Parks’ Pulitzer Prize-winning fable of brotherly love and rivalry tells the story of Lincoln and Booth, named by their father before he walked out the door for good. Dressed as his presidential namesake and painted in whiteface, Lincoln sits in an arcade all day being assassinated over and over. His brother, Booth, stays in their rundown boardinghouse room practicing the street con game Three-card Monte in hopes of escaping his money woes. Haunted by their troubled past, inherited poverty, and the forces of racism, the brothers find that surviving the American Dream is the ultimate hustle in this often humorous and startling play. Don’t miss this deeply theatrical experience by one of the most adventurous playwrights of her generation.
“A theatrical event that deserves to be seen here and now.” Variety
“It’s tough, it’s gritty, it’s beautiful, it’s poetry, and it’s pretty damn funny.” Entertainment Weekly
hangmen by Martin McDonagh | directed by Tony Estrella | nov 2-26 (CLOSED)
It’s 1965, and the death penalty has just been abolished in the U.K. In a small town in northern England, everyone wants to know what Harry, the second-best hangman in the country, has to say about it. As the news breaks, Harry’s pub is overrun with a motley crew of sycophants and a cub reporter hungry for a quote…until attentions turn to Mooney, a smiley, inscrutable visitor with mysterious motives. From Martin McDonagh — award-winning playwright (The Beauty Queen of Leenane, The Pillowman) and screenwriter (The Banshees of Inisherin, Three Billboards Outside Ebbing, Missouri) — this dark comedy-mystery is a criminally fun and macabre delight!
“A delectably dark comedy about injustice, revenge and man’s instinct for violence, state-sanctioned or otherwise.” Hollywood Reporter
“Brilliant and electrifyingly satisfying. McDonagh’s command of language and pace is as mischievous as it is virtuosic. It is both quietly devastating and revealingly absurd.” Daily Beast
Who's afraid of virginia woolf? by Edward Albee | directed by Steve Kidd | jan 25 - feb 18
From its Tony Award-winning debut for best play (1963) to its many revivals on the modern stage, Edward Albee’s masterful 3-act play is an explosively comedic and harrowing masterpiece. On the heels of a university faculty party, middle-aged professor George and his wife, Martha, invite campus newcomers Nick and Honey over for drinks. What starts as harmless patter escalates to a full night of vicious, booze-fueled barbs, as the unwitting young couple is drawn into their hosts’ all-out marital warfare. By sunrise, all secrets are laid bare and none of them will ever be the same. A landmark of the American theater and arguably Albee’s best work, Who’s Afraid of Virginia Woolf? explores the illusions we create in the face of painful truths and life’s uncertainty.

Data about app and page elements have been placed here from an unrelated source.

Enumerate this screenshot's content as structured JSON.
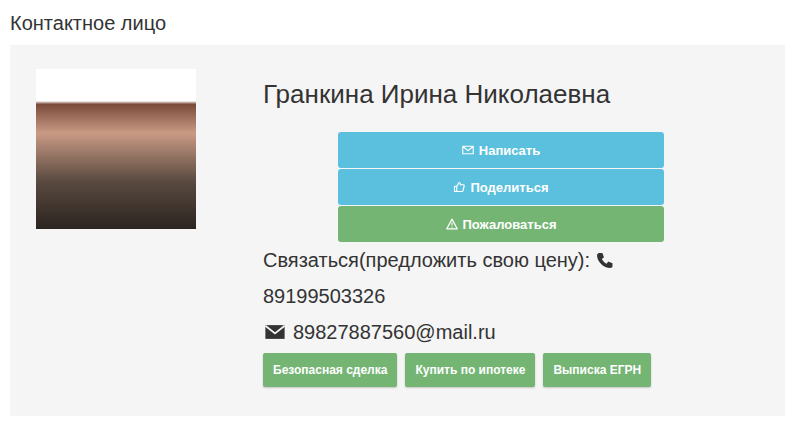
{
  "header": "Контактное лицо",
  "contact": {
    "name": "Гранкина Ирина Николаевна",
    "actions": [
      {
        "label": "Написать",
        "kind": "write",
        "color": "#5bc0de"
      },
      {
        "label": "Поделиться",
        "kind": "share",
        "color": "#5bc0de"
      },
      {
        "label": "Пожаловаться",
        "kind": "complain",
        "color": "#74b574"
      }
    ],
    "prompt": "Связаться(предложить свою цену):",
    "phone": "89199503326",
    "email": "89827887560@mail.ru",
    "buttons": [
      "Безопасная сделка",
      "Купить по ипотеке",
      "Выписка ЕГРН"
    ]
  }
}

“Mr. Albee’s scalding drama … still retains the bantam energy and strong bite of its youth.” New York Times
“Its bitter sting, startling wit and visceral pathos have faded not a bit.” Hollywood Reporter

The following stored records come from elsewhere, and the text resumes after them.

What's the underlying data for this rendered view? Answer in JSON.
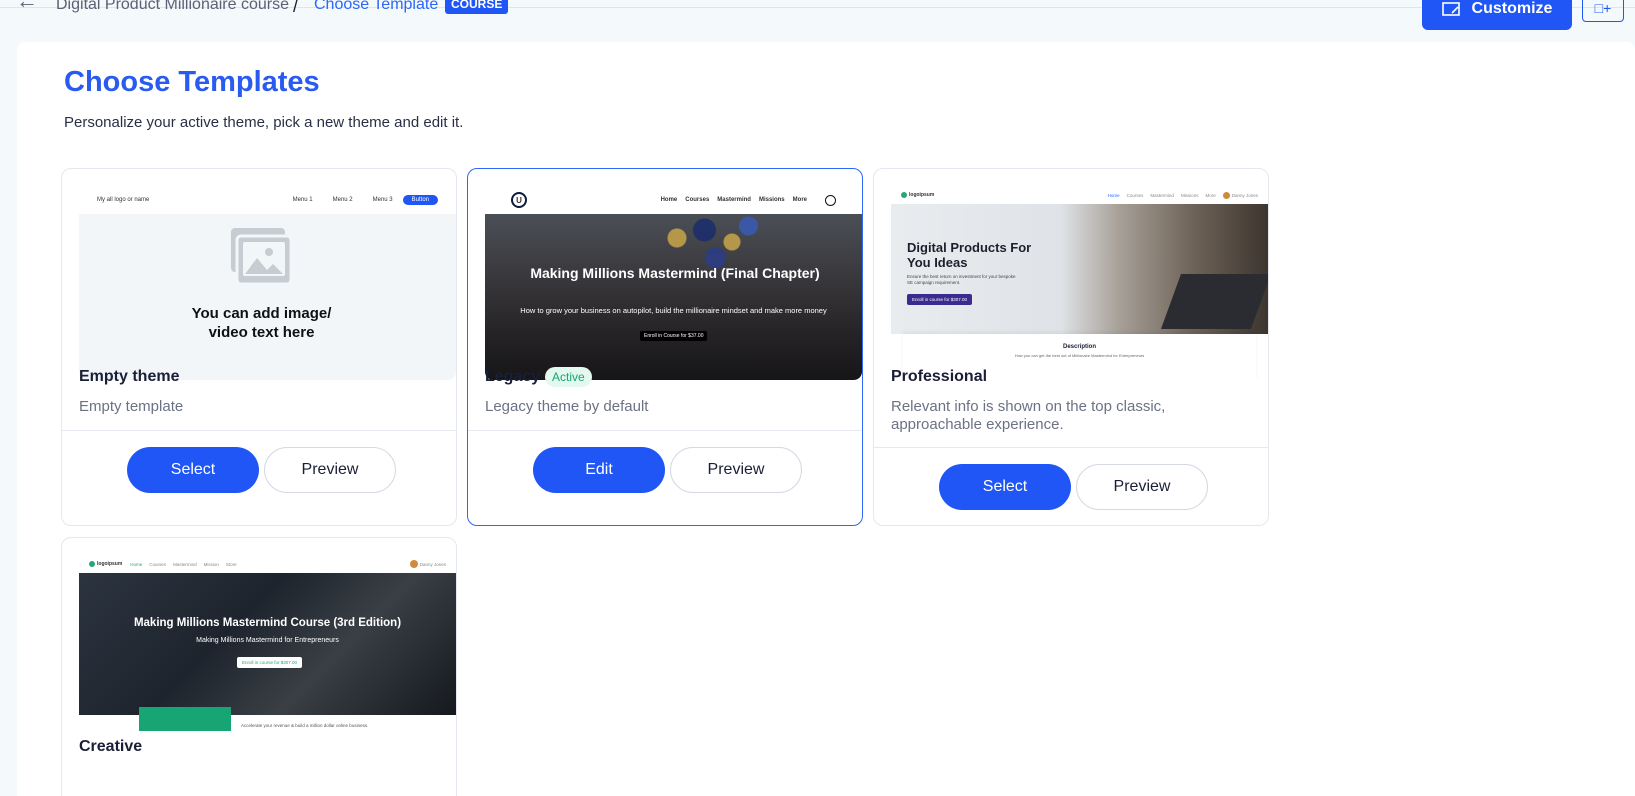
{
  "header": {
    "breadcrumb_course": "Digital Product Millionaire course",
    "breadcrumb_separator": "/",
    "breadcrumb_current": "Choose Template",
    "badge": "COURSE",
    "customize_label": "Customize",
    "add_block_label": "□+"
  },
  "page": {
    "title": "Choose Templates",
    "subtitle": "Personalize your active theme, pick a new theme and edit it."
  },
  "cards": [
    {
      "name": "Empty theme",
      "description": "Empty template",
      "primary_label": "Select",
      "secondary_label": "Preview",
      "thumb": {
        "logo": "My all logo or name",
        "menu": [
          "Menu 1",
          "Menu 2",
          "Menu 3"
        ],
        "cta": "Button",
        "placeholder": "You can add image/ video text here"
      }
    },
    {
      "name": "Legacy",
      "status": "Active",
      "description": "Legacy theme by default",
      "primary_label": "Edit",
      "secondary_label": "Preview",
      "thumb": {
        "logo": "U",
        "menu": [
          "Home",
          "Courses",
          "Mastermind",
          "Missions",
          "More"
        ],
        "hero_title": "Making Millions Mastermind (Final Chapter)",
        "hero_sub": "How to grow your business on autopilot, build the millionaire mindset and make more money",
        "cta": "Enroll in Course for $37.00"
      }
    },
    {
      "name": "Professional",
      "description": "Relevant info is shown on the top classic, approachable experience.",
      "primary_label": "Select",
      "secondary_label": "Preview",
      "thumb": {
        "logo": "logoipsum",
        "menu": [
          "Home",
          "Courses",
          "Mastermind",
          "Missions",
          "More"
        ],
        "user": "Danny Jones",
        "hero_title": "Digital Products For You Ideas",
        "hero_sub": "Ensure the best return on investment for your bespoke SE campaign requirement.",
        "cta": "Enroll in course for $307.00",
        "section_title": "Description",
        "section_text": "How you can get the best out of Millionaire Mastermind for Entrepreneurs"
      }
    },
    {
      "name": "Creative",
      "thumb": {
        "logo": "logoipsum",
        "menu": [
          "Home",
          "Courses",
          "Mastermind",
          "Mission",
          "Store"
        ],
        "user": "Danny Jones",
        "hero_title": "Making Millions Mastermind Course (3rd Edition)",
        "hero_sub": "Making Millions Mastermind for Entrepreneurs",
        "cta": "Enroll in course for $307.00",
        "footer_text": "Accelerate your revenue & build a million dollar online business."
      }
    }
  ],
  "colors": {
    "accent": "#1f56f5",
    "title": "#2a5bf0",
    "active_badge": "#17a673"
  }
}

TWELFTH NIGHT by William Shakespeare | directed by Tony Estrella & Rachel Walshe | mar 21 - apr 14
Mistaken identities, gender bending, and twins lost at sea! Love unrequited and love triumphant! This buoyant comedy, populated with some of Shakespeare’s most memorable characters and clowns, has something for everyone. Penned in the celebratory spirit of Tudor England’s post-Christmas Twelfth Night festival, the Bard’s brilliant satire explores the mutable nature of gender, sexuality, and social standing with heart and humor. Experience The Gamm’s signature take on Shakespeare, in a production laced with melancholy and peppered with mirth. Twelfth Night is a song of love and laughter for all.
“Shakespeare runs in this company’s blood.” Providence Journal
DOUBT: A PARABLE by John Patrick Shanley | directed by Rachel Walshe | may 9 - JUN 2
St. Nicholas Church School in the Bronx, 1964. Sister Aloysius, the school’s principal, starts to question Father Flynn's ambiguous relationship with a troubled young man — the school's first Black student. As the progressive priest and traditional nun are drawn into a battle of wills, motivations are challenged and alliances are formed with possibly irreversible consequences. Winner of the Pulitzer Prize and Tony Award, this riveting psychological drama raises more questions than it answers. On the 20th anniversary of its off-Broadway premiere, Shanley's engrossing parable about the perils of moral certainty is more current and necessary than ever.
“A breathtaking work of immense proportion. Positively brilliant.” Entertainment Weekly
“An eloquent and provocative investigation of truth and consequences. A gripping mystery, tightly written.” Time Out NY
Plays and dates are subject to change.